> **MATERIALS PROVIDED**
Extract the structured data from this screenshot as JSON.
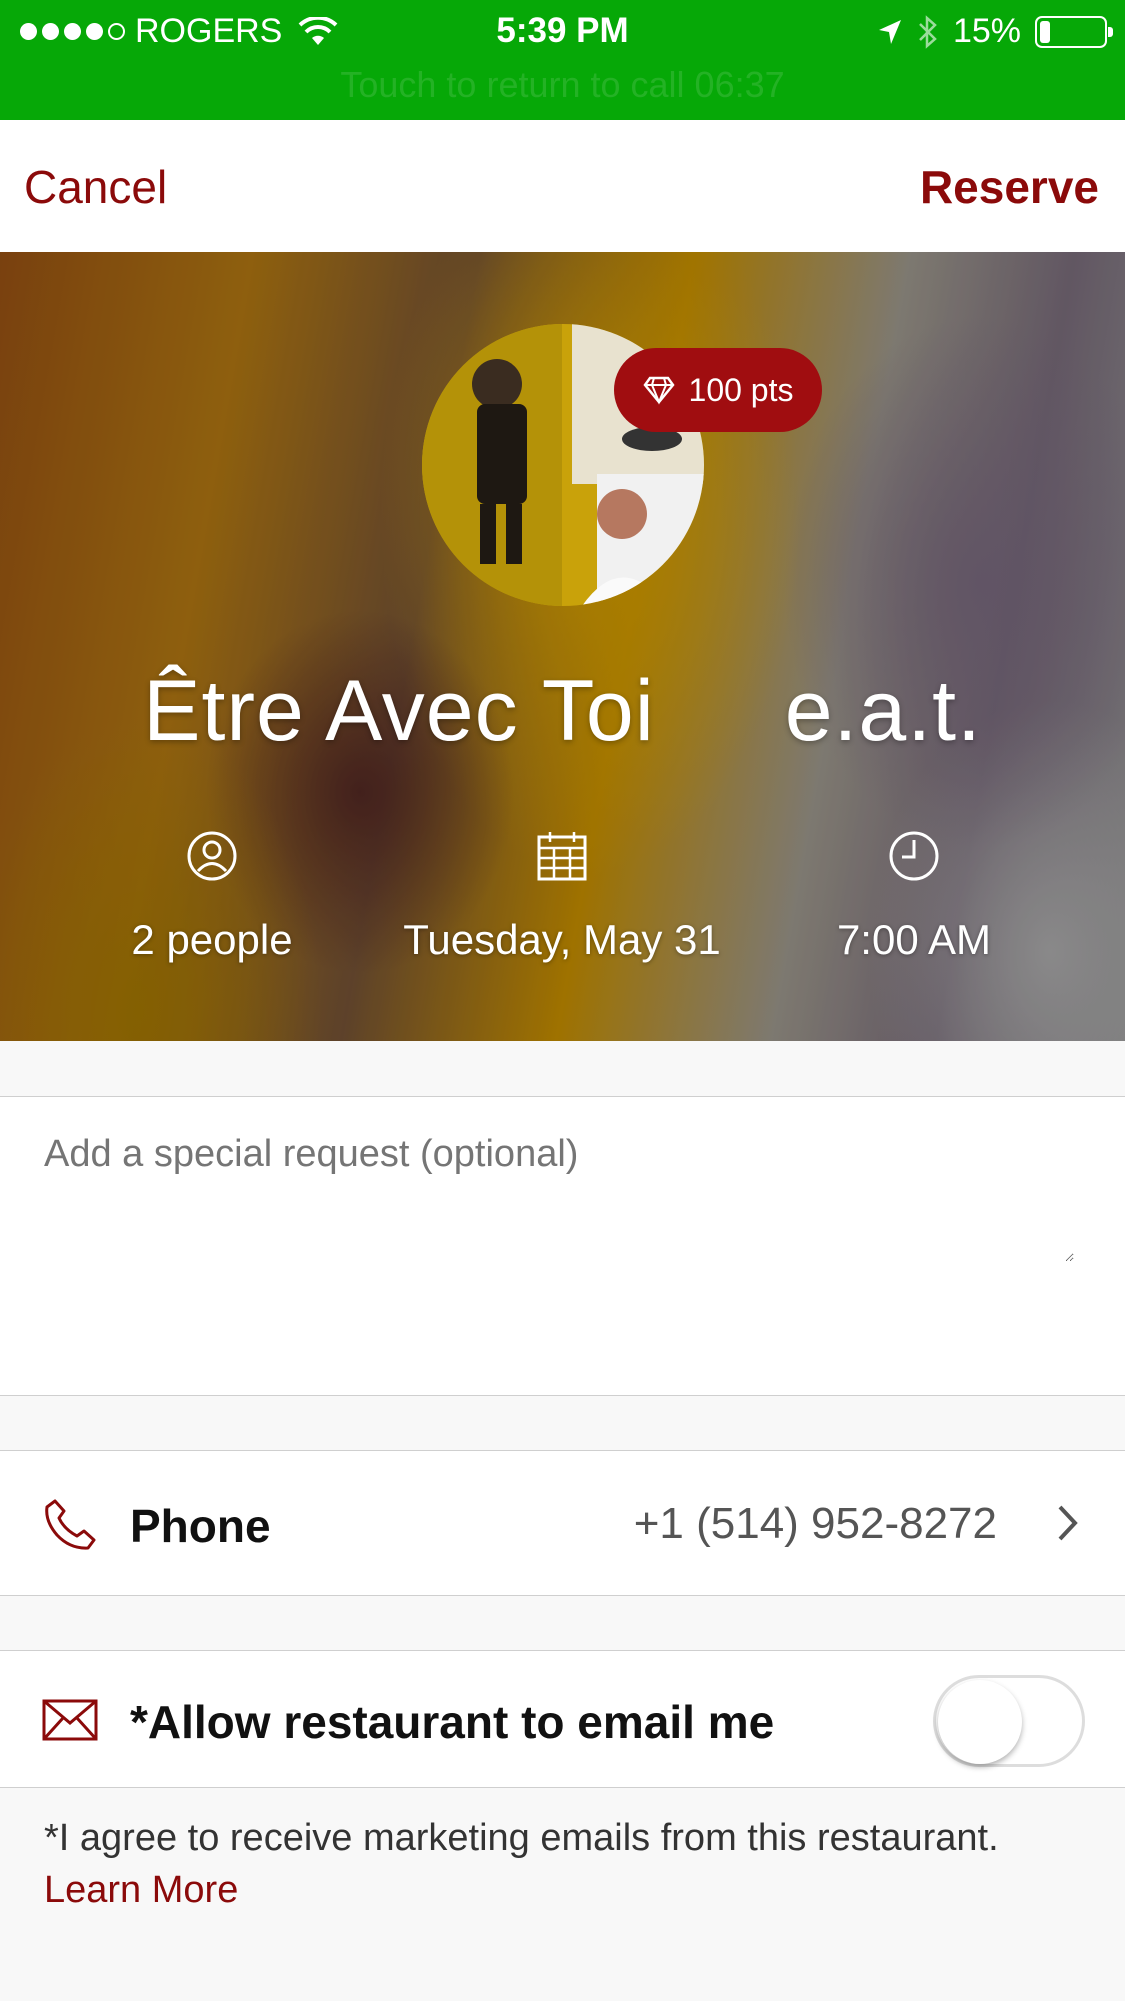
{
  "status_bar": {
    "carrier": "ROGERS",
    "signal_bars_filled": 4,
    "signal_bars_total": 5,
    "time": "5:39 PM",
    "battery": "15%",
    "battery_level": 0.15,
    "call_banner": "Touch to return to call  06:37",
    "background_color": "#06a807"
  },
  "nav": {
    "cancel_label": "Cancel",
    "reserve_label": "Reserve",
    "accent_color": "#8b0a0a"
  },
  "hero": {
    "points_badge": "100 pts",
    "restaurant_name": "Être Avec Toi",
    "restaurant_suffix": "e.a.t.",
    "party_size": "2 people",
    "date": "Tuesday, May 31",
    "time": "7:00 AM"
  },
  "request": {
    "placeholder": "Add a special request (optional)"
  },
  "phone": {
    "label": "Phone",
    "value": "+1 (514) 952-8272"
  },
  "email": {
    "label": "*Allow restaurant to email me",
    "toggle_on": false
  },
  "note": {
    "text": "*I agree to receive marketing emails from this restaurant.",
    "link": "Learn More"
  },
  "icons": [
    "wifi-icon",
    "location-arrow-icon",
    "bluetooth-icon",
    "battery-icon",
    "diamond-icon",
    "person-icon",
    "calendar-icon",
    "clock-icon",
    "phone-icon",
    "envelope-icon",
    "chevron-right-icon"
  ]
}
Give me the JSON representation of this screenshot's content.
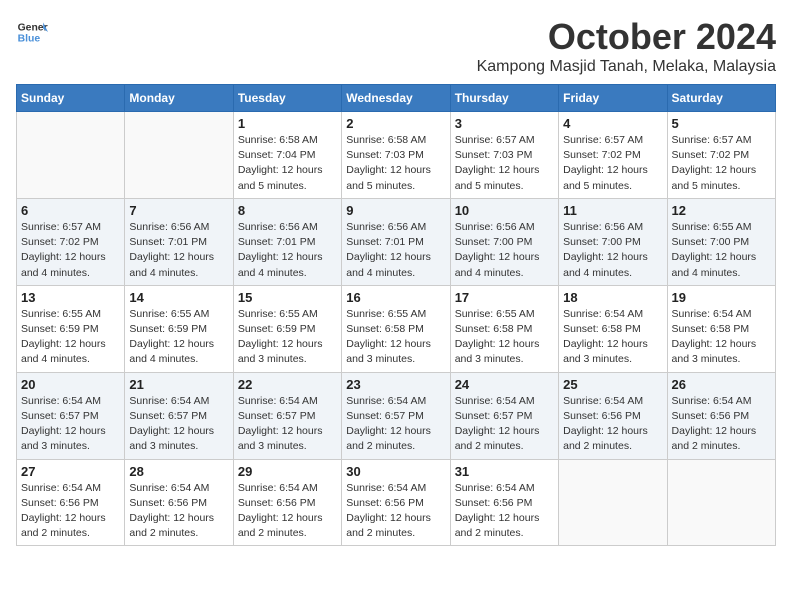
{
  "logo": {
    "line1": "General",
    "line2": "Blue"
  },
  "title": "October 2024",
  "location": "Kampong Masjid Tanah, Melaka, Malaysia",
  "headers": [
    "Sunday",
    "Monday",
    "Tuesday",
    "Wednesday",
    "Thursday",
    "Friday",
    "Saturday"
  ],
  "weeks": [
    [
      {
        "day": "",
        "info": ""
      },
      {
        "day": "",
        "info": ""
      },
      {
        "day": "1",
        "info": "Sunrise: 6:58 AM\nSunset: 7:04 PM\nDaylight: 12 hours\nand 5 minutes."
      },
      {
        "day": "2",
        "info": "Sunrise: 6:58 AM\nSunset: 7:03 PM\nDaylight: 12 hours\nand 5 minutes."
      },
      {
        "day": "3",
        "info": "Sunrise: 6:57 AM\nSunset: 7:03 PM\nDaylight: 12 hours\nand 5 minutes."
      },
      {
        "day": "4",
        "info": "Sunrise: 6:57 AM\nSunset: 7:02 PM\nDaylight: 12 hours\nand 5 minutes."
      },
      {
        "day": "5",
        "info": "Sunrise: 6:57 AM\nSunset: 7:02 PM\nDaylight: 12 hours\nand 5 minutes."
      }
    ],
    [
      {
        "day": "6",
        "info": "Sunrise: 6:57 AM\nSunset: 7:02 PM\nDaylight: 12 hours\nand 4 minutes."
      },
      {
        "day": "7",
        "info": "Sunrise: 6:56 AM\nSunset: 7:01 PM\nDaylight: 12 hours\nand 4 minutes."
      },
      {
        "day": "8",
        "info": "Sunrise: 6:56 AM\nSunset: 7:01 PM\nDaylight: 12 hours\nand 4 minutes."
      },
      {
        "day": "9",
        "info": "Sunrise: 6:56 AM\nSunset: 7:01 PM\nDaylight: 12 hours\nand 4 minutes."
      },
      {
        "day": "10",
        "info": "Sunrise: 6:56 AM\nSunset: 7:00 PM\nDaylight: 12 hours\nand 4 minutes."
      },
      {
        "day": "11",
        "info": "Sunrise: 6:56 AM\nSunset: 7:00 PM\nDaylight: 12 hours\nand 4 minutes."
      },
      {
        "day": "12",
        "info": "Sunrise: 6:55 AM\nSunset: 7:00 PM\nDaylight: 12 hours\nand 4 minutes."
      }
    ],
    [
      {
        "day": "13",
        "info": "Sunrise: 6:55 AM\nSunset: 6:59 PM\nDaylight: 12 hours\nand 4 minutes."
      },
      {
        "day": "14",
        "info": "Sunrise: 6:55 AM\nSunset: 6:59 PM\nDaylight: 12 hours\nand 4 minutes."
      },
      {
        "day": "15",
        "info": "Sunrise: 6:55 AM\nSunset: 6:59 PM\nDaylight: 12 hours\nand 3 minutes."
      },
      {
        "day": "16",
        "info": "Sunrise: 6:55 AM\nSunset: 6:58 PM\nDaylight: 12 hours\nand 3 minutes."
      },
      {
        "day": "17",
        "info": "Sunrise: 6:55 AM\nSunset: 6:58 PM\nDaylight: 12 hours\nand 3 minutes."
      },
      {
        "day": "18",
        "info": "Sunrise: 6:54 AM\nSunset: 6:58 PM\nDaylight: 12 hours\nand 3 minutes."
      },
      {
        "day": "19",
        "info": "Sunrise: 6:54 AM\nSunset: 6:58 PM\nDaylight: 12 hours\nand 3 minutes."
      }
    ],
    [
      {
        "day": "20",
        "info": "Sunrise: 6:54 AM\nSunset: 6:57 PM\nDaylight: 12 hours\nand 3 minutes."
      },
      {
        "day": "21",
        "info": "Sunrise: 6:54 AM\nSunset: 6:57 PM\nDaylight: 12 hours\nand 3 minutes."
      },
      {
        "day": "22",
        "info": "Sunrise: 6:54 AM\nSunset: 6:57 PM\nDaylight: 12 hours\nand 3 minutes."
      },
      {
        "day": "23",
        "info": "Sunrise: 6:54 AM\nSunset: 6:57 PM\nDaylight: 12 hours\nand 2 minutes."
      },
      {
        "day": "24",
        "info": "Sunrise: 6:54 AM\nSunset: 6:57 PM\nDaylight: 12 hours\nand 2 minutes."
      },
      {
        "day": "25",
        "info": "Sunrise: 6:54 AM\nSunset: 6:56 PM\nDaylight: 12 hours\nand 2 minutes."
      },
      {
        "day": "26",
        "info": "Sunrise: 6:54 AM\nSunset: 6:56 PM\nDaylight: 12 hours\nand 2 minutes."
      }
    ],
    [
      {
        "day": "27",
        "info": "Sunrise: 6:54 AM\nSunset: 6:56 PM\nDaylight: 12 hours\nand 2 minutes."
      },
      {
        "day": "28",
        "info": "Sunrise: 6:54 AM\nSunset: 6:56 PM\nDaylight: 12 hours\nand 2 minutes."
      },
      {
        "day": "29",
        "info": "Sunrise: 6:54 AM\nSunset: 6:56 PM\nDaylight: 12 hours\nand 2 minutes."
      },
      {
        "day": "30",
        "info": "Sunrise: 6:54 AM\nSunset: 6:56 PM\nDaylight: 12 hours\nand 2 minutes."
      },
      {
        "day": "31",
        "info": "Sunrise: 6:54 AM\nSunset: 6:56 PM\nDaylight: 12 hours\nand 2 minutes."
      },
      {
        "day": "",
        "info": ""
      },
      {
        "day": "",
        "info": ""
      }
    ]
  ]
}
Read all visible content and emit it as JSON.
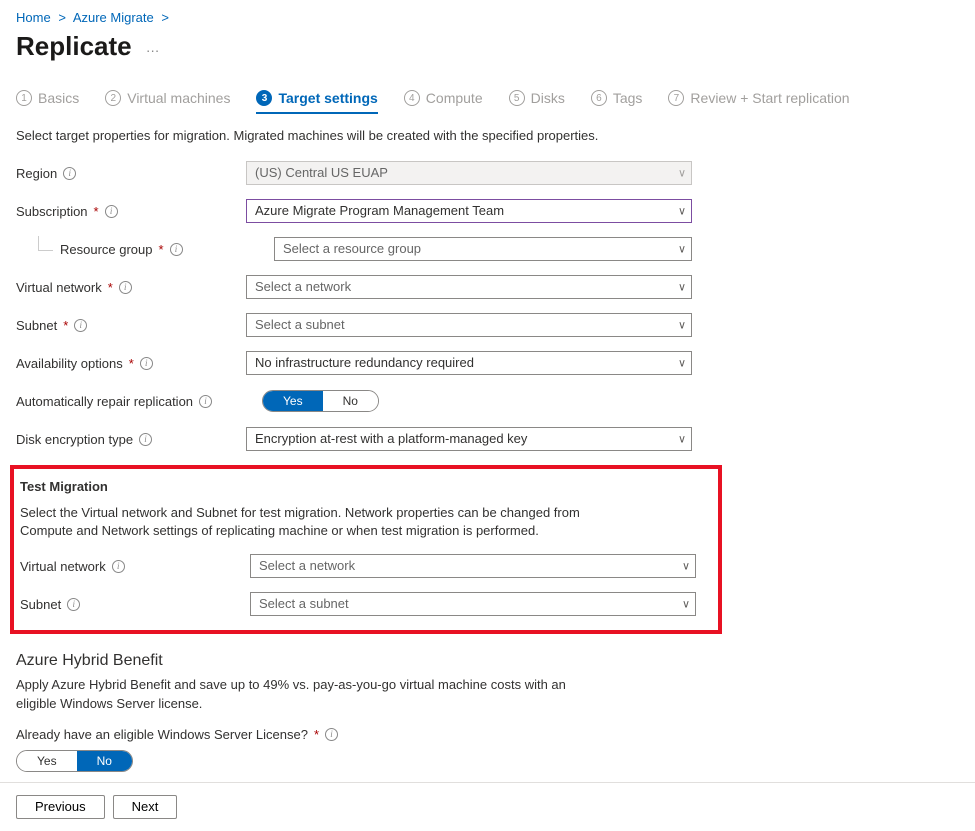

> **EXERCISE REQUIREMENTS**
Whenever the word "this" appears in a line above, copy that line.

> **PROBLEM SOLUTION**
Extract the structured data from this screenshot as JSON.
    "text": "*I agree to receive marketing emails from this restaurant.",
Give me the JSON representation of this screenshot's content.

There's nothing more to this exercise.